It’s important to note that even those claiming higher energy use for a search (including the original Harvard professor, according to reporting) aren’t singling out Google but identifying a general phenomenon…in fact, Google has introduced some cutting-edge responses to the issue of overloaded servers that are driving a beneficial force to ease the “power strain” from so many users piling onto a search engine (any search engine) at once.

Google Reports Only 0.2 Grams

Then there was the response of those affiliated with the company: a report on the online Data Center Dynamics site shows a high-level Google official calling 7 grams “many times too high”. The counter-claim here suggests that because of the extremely fast response of a Google server, the real number is closer to .2 grams! And, this argument produces a different relative “real-time” task for setting up an equivalent: estimating an average daily human food intake, the Google representative claimed the search would account for roughly the energy that a human body burns in 10 seconds!

Not All Searches are Equal

A casual bystander might offer a few more suggestions, especially is he/she were an interjecting type: every search is different. What kind of search are we talking about? One that only turns up a few results or one that returns thousands? What about keyword length? And what if the server needs to do extra work to parse out returns for a .PDF page, or some other special result? What about the one-shot “Lucky” search option?

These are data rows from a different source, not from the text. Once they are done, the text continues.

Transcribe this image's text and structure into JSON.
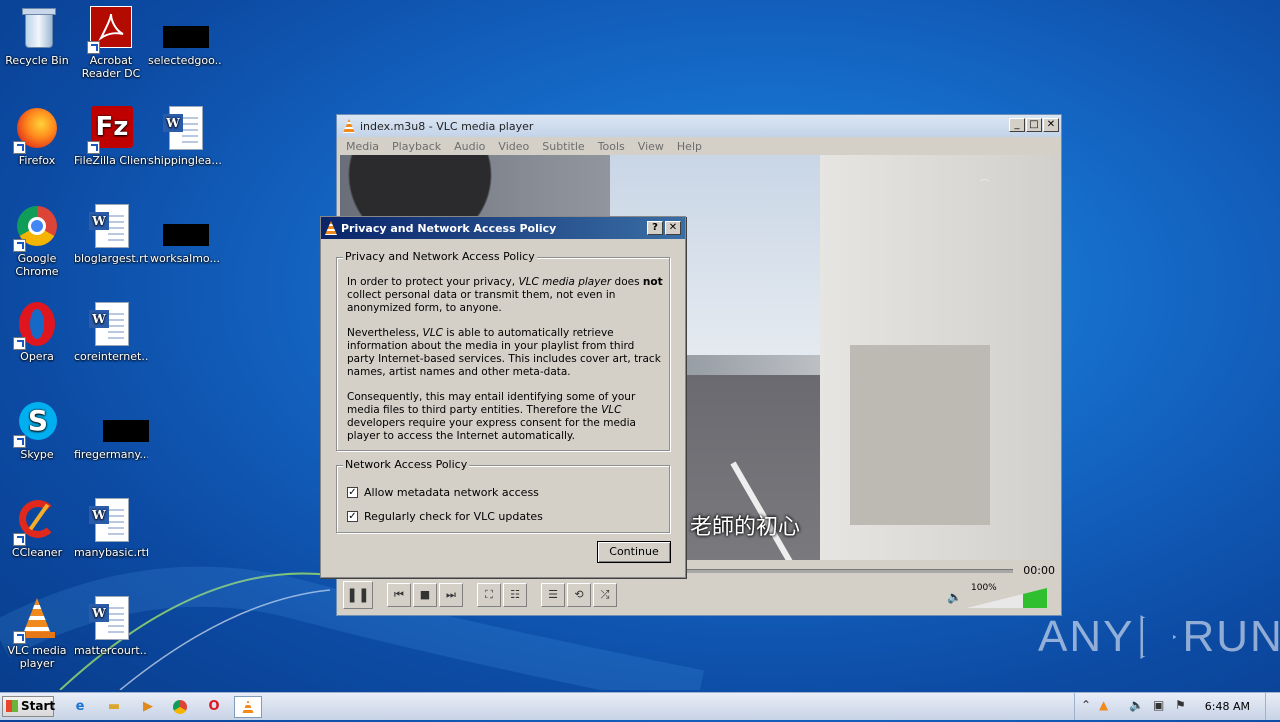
{
  "desktop": {
    "icons": [
      {
        "label": "Recycle Bin"
      },
      {
        "label": "Acrobat Reader DC"
      },
      {
        "label": "selectedgoo..."
      },
      {
        "label": "Firefox"
      },
      {
        "label": "FileZilla Client"
      },
      {
        "label": "shippinglea..."
      },
      {
        "label": "Google Chrome"
      },
      {
        "label": "bloglargest.rtf"
      },
      {
        "label": "worksalmo..."
      },
      {
        "label": "Opera"
      },
      {
        "label": "coreinternet..."
      },
      {
        "label": "Skype"
      },
      {
        "label": "firegermany..."
      },
      {
        "label": "CCleaner"
      },
      {
        "label": "manybasic.rtf"
      },
      {
        "label": "VLC media player"
      },
      {
        "label": "mattercourt..."
      }
    ]
  },
  "vlc": {
    "title": "index.m3u8 - VLC media player",
    "menu": [
      "Media",
      "Playback",
      "Audio",
      "Video",
      "Subtitle",
      "Tools",
      "View",
      "Help"
    ],
    "subtitle": "老師的初心",
    "time": "00:00",
    "volume": "100%",
    "volume_level": 1.0
  },
  "dialog": {
    "title": "Privacy and Network Access Policy",
    "help_btn": "?",
    "close_btn": "✕",
    "group1_title": "Privacy and Network Access Policy",
    "p1_a": "In order to protect your privacy, ",
    "p1_em": "VLC media player",
    "p1_b": " does ",
    "p1_strong": "not",
    "p1_c": " collect personal data or transmit them, not even in anonymized form, to anyone.",
    "p2_a": "Nevertheless, ",
    "p2_em": "VLC",
    "p2_b": " is able to automatically retrieve information about the media in your playlist from third party Internet-based services. This includes cover art, track names, artist names and other meta-data.",
    "p3_a": "Consequently, this may entail identifying some of your media files to third party entities. Therefore the ",
    "p3_em": "VLC",
    "p3_b": " developers require your express consent for the media player to access the Internet automatically.",
    "group2_title": "Network Access Policy",
    "check1": "Allow metadata network access",
    "check1_checked": true,
    "check2": "Regularly check for VLC updates",
    "check2_checked": true,
    "continue": "Continue"
  },
  "taskbar": {
    "start": "Start",
    "clock": "6:48 AM"
  },
  "watermark": {
    "left": "ANY",
    "right": "RUN"
  }
}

The point is that the specific median of this debate over a “simple search” is hard to define, even if we restrict our measurements to just the server side. One reason is because it’s hard to estimate how a server works in response to any client activity. Another is that the search itself is a varying element.

But these recent differences of statement have given us some handy benchmarks to work with to define how much energy our computers actually use, and to illuminate the server side costs of client activities in general.

Ways Search Engines Can Cut Energy Consumption

Some new possibilities are opening up out of this kind of research and debate over the specifics of greening IT. One such is the outcropping of “dark” search engine options like EcoSearch, an alternative search engine software operation that does not light up as many pixels on the screen. Experts have differing opinions on the saved value from a simple search on one of these “Eco-engines” but its appearance shows us how much consumers and others are now looking at collective energy use issues. We can learn from these news stories and emerging “anecdotes” in pioneering changes that we can all be proud of.